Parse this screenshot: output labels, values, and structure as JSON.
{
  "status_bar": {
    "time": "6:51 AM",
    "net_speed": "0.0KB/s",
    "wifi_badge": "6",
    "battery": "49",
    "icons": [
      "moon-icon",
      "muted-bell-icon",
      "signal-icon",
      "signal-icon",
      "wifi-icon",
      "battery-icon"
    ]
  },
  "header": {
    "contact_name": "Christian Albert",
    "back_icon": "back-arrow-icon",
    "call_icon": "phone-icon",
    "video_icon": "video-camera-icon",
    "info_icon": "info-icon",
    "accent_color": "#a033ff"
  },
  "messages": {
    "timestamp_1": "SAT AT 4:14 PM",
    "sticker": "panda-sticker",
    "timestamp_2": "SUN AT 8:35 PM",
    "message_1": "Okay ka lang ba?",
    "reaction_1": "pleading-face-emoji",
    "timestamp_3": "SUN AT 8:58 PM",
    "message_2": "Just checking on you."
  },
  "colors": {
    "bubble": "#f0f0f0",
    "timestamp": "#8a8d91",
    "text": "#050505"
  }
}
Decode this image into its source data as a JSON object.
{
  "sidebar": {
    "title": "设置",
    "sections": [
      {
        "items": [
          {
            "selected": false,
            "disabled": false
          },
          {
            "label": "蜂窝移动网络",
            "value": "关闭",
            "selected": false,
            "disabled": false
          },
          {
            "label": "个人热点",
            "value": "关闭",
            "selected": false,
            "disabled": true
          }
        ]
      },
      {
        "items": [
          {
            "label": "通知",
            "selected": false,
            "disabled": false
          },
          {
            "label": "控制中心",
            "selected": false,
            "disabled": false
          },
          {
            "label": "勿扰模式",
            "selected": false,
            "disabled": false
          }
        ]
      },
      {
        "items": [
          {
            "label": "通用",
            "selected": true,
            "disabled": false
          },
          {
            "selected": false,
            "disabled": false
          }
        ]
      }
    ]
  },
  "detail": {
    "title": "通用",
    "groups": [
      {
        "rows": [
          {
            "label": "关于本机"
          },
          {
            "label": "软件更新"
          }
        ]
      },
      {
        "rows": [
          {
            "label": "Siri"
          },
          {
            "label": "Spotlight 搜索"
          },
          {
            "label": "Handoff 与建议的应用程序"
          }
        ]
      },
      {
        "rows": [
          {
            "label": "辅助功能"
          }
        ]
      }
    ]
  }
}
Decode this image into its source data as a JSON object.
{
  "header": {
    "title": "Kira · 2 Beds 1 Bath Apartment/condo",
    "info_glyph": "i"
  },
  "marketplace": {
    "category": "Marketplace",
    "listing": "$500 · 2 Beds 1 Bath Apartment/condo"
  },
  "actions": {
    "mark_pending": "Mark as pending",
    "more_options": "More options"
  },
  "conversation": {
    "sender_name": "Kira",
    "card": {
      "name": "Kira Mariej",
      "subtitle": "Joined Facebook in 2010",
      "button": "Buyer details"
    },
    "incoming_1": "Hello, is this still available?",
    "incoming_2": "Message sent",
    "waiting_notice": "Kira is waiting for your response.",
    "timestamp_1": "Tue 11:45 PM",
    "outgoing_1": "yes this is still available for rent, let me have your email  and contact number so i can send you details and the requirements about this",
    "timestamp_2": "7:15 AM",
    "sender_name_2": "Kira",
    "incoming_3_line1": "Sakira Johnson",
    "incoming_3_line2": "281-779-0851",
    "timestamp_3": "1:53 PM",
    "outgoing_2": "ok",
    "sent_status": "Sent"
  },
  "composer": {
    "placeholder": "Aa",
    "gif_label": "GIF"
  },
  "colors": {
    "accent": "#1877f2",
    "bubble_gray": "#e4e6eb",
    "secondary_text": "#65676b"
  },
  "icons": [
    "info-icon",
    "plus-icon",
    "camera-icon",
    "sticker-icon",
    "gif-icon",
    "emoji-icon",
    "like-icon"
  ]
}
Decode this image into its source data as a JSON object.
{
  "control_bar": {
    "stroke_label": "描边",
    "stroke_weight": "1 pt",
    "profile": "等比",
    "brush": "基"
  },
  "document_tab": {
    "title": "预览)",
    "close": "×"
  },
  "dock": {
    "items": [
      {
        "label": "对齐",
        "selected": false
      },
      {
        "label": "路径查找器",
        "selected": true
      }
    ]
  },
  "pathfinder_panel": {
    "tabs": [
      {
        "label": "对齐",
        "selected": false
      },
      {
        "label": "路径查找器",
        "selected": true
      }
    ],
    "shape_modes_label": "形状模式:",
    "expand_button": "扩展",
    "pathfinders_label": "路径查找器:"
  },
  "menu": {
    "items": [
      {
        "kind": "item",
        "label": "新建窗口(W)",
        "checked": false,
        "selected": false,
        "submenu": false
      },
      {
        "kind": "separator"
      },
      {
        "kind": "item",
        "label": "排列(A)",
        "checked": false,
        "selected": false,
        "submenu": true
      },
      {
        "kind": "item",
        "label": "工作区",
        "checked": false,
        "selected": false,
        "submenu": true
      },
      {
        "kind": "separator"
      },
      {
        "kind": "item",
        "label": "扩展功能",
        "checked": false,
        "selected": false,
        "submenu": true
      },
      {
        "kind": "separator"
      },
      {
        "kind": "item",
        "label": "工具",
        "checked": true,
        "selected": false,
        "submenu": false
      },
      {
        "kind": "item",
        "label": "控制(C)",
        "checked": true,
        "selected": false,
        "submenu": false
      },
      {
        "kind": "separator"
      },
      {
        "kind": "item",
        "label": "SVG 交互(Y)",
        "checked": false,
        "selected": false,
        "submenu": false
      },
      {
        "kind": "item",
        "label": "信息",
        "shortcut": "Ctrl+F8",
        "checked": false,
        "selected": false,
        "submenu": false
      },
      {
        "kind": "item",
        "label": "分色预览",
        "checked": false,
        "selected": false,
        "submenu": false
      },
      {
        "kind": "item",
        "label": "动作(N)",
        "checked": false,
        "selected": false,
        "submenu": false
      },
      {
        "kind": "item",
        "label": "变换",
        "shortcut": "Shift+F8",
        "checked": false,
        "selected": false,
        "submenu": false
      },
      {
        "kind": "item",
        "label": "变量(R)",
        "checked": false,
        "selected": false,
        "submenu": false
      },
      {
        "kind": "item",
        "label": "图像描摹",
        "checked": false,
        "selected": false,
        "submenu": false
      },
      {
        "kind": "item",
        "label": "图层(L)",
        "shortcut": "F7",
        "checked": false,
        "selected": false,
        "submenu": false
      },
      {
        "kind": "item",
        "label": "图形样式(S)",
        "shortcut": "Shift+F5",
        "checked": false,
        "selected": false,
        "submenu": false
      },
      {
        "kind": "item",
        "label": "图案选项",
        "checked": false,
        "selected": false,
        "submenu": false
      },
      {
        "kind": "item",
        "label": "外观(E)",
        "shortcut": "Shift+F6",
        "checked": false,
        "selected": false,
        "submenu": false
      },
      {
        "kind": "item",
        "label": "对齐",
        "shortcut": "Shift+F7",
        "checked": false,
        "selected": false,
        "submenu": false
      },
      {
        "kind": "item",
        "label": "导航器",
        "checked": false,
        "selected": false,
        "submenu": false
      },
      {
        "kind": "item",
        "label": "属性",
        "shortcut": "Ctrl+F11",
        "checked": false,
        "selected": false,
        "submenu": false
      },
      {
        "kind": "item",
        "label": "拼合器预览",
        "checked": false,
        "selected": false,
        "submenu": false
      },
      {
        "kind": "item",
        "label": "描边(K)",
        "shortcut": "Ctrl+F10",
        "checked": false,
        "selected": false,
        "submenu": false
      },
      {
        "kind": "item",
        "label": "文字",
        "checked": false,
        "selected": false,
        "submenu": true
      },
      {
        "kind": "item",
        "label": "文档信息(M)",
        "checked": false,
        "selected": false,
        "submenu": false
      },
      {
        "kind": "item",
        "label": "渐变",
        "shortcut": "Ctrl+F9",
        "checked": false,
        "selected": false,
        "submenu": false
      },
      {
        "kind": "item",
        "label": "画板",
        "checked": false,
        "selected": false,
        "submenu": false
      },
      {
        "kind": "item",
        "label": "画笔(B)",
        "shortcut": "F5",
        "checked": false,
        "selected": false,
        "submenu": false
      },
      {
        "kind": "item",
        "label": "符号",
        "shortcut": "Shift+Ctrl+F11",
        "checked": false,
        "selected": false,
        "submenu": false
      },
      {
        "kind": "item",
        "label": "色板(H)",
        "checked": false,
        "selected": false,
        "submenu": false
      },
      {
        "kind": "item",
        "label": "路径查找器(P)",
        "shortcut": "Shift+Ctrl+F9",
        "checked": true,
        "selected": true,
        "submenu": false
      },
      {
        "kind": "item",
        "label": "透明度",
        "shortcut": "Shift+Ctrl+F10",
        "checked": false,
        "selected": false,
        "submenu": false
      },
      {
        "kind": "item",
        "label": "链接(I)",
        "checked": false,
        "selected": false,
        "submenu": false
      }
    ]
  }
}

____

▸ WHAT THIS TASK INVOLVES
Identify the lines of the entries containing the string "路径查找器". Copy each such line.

▸ SOLVED PROBLEM
        "label": "路径查找器",
        "label": "路径查找器",
    "pathfinders_label": "路径查找器:"
        "label": "路径查找器(P)",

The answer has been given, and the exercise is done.